[PROBLEM STATEMENT]: Only an exact repetition of the entries counts as an answer.

PROVIDED DATA below:

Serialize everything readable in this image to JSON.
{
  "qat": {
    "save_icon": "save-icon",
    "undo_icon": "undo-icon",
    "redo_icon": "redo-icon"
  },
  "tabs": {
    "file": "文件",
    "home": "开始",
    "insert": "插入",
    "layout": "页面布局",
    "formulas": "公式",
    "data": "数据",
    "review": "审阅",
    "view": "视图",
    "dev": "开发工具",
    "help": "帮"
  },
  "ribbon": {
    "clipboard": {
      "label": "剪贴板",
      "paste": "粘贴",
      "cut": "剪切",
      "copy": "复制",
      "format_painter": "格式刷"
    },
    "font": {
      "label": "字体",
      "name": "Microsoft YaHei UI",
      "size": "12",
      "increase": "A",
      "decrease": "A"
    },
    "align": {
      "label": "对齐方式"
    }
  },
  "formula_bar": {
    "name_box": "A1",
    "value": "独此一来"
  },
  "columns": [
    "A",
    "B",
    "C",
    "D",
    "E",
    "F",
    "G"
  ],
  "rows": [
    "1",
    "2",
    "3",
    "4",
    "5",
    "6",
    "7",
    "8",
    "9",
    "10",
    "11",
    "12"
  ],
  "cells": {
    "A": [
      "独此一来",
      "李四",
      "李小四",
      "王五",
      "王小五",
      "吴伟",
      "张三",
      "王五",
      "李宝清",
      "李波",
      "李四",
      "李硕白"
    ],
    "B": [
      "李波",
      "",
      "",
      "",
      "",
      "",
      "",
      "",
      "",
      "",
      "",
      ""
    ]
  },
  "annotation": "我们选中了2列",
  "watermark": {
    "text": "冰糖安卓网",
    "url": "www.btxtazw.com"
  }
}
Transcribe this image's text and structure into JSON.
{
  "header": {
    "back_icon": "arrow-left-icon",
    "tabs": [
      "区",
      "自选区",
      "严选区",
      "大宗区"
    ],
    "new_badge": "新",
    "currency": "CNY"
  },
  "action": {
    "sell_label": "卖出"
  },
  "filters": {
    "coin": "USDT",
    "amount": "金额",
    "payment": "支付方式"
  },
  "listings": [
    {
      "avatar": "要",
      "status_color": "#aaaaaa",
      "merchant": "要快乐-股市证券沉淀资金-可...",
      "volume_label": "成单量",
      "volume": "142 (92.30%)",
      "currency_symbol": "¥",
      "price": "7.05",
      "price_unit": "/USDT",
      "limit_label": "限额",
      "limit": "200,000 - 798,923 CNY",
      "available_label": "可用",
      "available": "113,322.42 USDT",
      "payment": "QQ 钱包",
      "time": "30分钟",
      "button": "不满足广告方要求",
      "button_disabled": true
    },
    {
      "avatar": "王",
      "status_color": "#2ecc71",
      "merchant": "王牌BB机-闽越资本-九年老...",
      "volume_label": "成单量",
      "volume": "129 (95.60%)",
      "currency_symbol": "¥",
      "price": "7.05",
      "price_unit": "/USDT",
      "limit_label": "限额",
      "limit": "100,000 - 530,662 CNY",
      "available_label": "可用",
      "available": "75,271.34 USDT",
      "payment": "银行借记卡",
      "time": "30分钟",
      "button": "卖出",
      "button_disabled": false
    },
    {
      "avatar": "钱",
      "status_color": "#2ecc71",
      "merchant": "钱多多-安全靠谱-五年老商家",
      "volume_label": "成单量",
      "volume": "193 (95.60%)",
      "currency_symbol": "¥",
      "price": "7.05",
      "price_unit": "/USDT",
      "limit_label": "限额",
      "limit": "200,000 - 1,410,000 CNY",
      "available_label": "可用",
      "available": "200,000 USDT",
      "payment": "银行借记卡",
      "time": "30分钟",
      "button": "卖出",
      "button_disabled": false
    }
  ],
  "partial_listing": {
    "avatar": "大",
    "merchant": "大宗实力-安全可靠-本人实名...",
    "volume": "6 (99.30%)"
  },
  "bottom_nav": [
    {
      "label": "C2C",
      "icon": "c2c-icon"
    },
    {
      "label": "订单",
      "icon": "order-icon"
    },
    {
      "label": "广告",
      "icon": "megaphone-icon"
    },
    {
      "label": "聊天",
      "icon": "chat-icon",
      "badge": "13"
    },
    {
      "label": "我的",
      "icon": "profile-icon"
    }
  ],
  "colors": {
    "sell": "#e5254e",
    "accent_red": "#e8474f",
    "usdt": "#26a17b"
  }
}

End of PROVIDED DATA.

[ANSWER TO THIS TASK]:
Serialize everything readable in this image to JSON.
{
  "qat": {
    "save_icon": "save-icon",
    "undo_icon": "undo-icon",
    "redo_icon": "redo-icon"
  },
  "tabs": {
    "file": "文件",
    "home": "开始",
    "insert": "插入",
    "layout": "页面布局",
    "formulas": "公式",
    "data": "数据",
    "review": "审阅",
    "view": "视图",
    "dev": "开发工具",
    "help": "帮"
  },
  "ribbon": {
    "clipboard": {
      "label": "剪贴板",
      "paste": "粘贴",
      "cut": "剪切",
      "copy": "复制",
      "format_painter": "格式刷"
    },
    "font": {
      "label": "字体",
      "name": "Microsoft YaHei UI",
      "size": "12",
      "increase": "A",
      "decrease": "A"
    },
    "align": {
      "label": "对齐方式"
    }
  },
  "formula_bar": {
    "name_box": "A1",
    "value": "独此一来"
  },
  "columns": [
    "A",
    "B",
    "C",
    "D",
    "E",
    "F",
    "G"
  ],
  "rows": [
    "1",
    "2",
    "3",
    "4",
    "5",
    "6",
    "7",
    "8",
    "9",
    "10",
    "11",
    "12"
  ],
  "cells": {
    "A": [
      "独此一来",
      "李四",
      "李小四",
      "王五",
      "王小五",
      "吴伟",
      "张三",
      "王五",
      "李宝清",
      "李波",
      "李四",
      "李硕白"
    ],
    "B": [
      "李波",
      "",
      "",
      "",
      "",
      "",
      "",
      "",
      "",
      "",
      "",
      ""
    ]
  },
  "annotation": "我们选中了2列",
  "watermark": {
    "text": "冰糖安卓网",
    "url": "www.btxtazw.com"
  }
}
Transcribe this image's text and structure into JSON.
{
  "header": {
    "back_icon": "arrow-left-icon",
    "tabs": [
      "区",
      "自选区",
      "严选区",
      "大宗区"
    ],
    "new_badge": "新",
    "currency": "CNY"
  },
  "action": {
    "sell_label": "卖出"
  },
  "filters": {
    "coin": "USDT",
    "amount": "金额",
    "payment": "支付方式"
  },
  "listings": [
    {
      "avatar": "要",
      "status_color": "#aaaaaa",
      "merchant": "要快乐-股市证券沉淀资金-可...",
      "volume_label": "成单量",
      "volume": "142 (92.30%)",
      "currency_symbol": "¥",
      "price": "7.05",
      "price_unit": "/USDT",
      "limit_label": "限额",
      "limit": "200,000 - 798,923 CNY",
      "available_label": "可用",
      "available": "113,322.42 USDT",
      "payment": "QQ 钱包",
      "time": "30分钟",
      "button": "不满足广告方要求",
      "button_disabled": true
    },
    {
      "avatar": "王",
      "status_color": "#2ecc71",
      "merchant": "王牌BB机-闽越资本-九年老...",
      "volume_label": "成单量",
      "volume": "129 (95.60%)",
      "currency_symbol": "¥",
      "price": "7.05",
      "price_unit": "/USDT",
      "limit_label": "限额",
      "limit": "100,000 - 530,662 CNY",
      "available_label": "可用",
      "available": "75,271.34 USDT",
      "payment": "银行借记卡",
      "time": "30分钟",
      "button": "卖出",
      "button_disabled": false
    },
    {
      "avatar": "钱",
      "status_color": "#2ecc71",
      "merchant": "钱多多-安全靠谱-五年老商家",
      "volume_label": "成单量",
      "volume": "193 (95.60%)",
      "currency_symbol": "¥",
      "price": "7.05",
      "price_unit": "/USDT",
      "limit_label": "限额",
      "limit": "200,000 - 1,410,000 CNY",
      "available_label": "可用",
      "available": "200,000 USDT",
      "payment": "银行借记卡",
      "time": "30分钟",
      "button": "卖出",
      "button_disabled": false
    }
  ],
  "partial_listing": {
    "avatar": "大",
    "merchant": "大宗实力-安全可靠-本人实名...",
    "volume": "6 (99.30%)"
  },
  "bottom_nav": [
    {
      "label": "C2C",
      "icon": "c2c-icon"
    },
    {
      "label": "订单",
      "icon": "order-icon"
    },
    {
      "label": "广告",
      "icon": "megaphone-icon"
    },
    {
      "label": "聊天",
      "icon": "chat-icon",
      "badge": "13"
    },
    {
      "label": "我的",
      "icon": "profile-icon"
    }
  ],
  "colors": {
    "sell": "#e5254e",
    "accent_red": "#e8474f",
    "usdt": "#26a17b"
  }
}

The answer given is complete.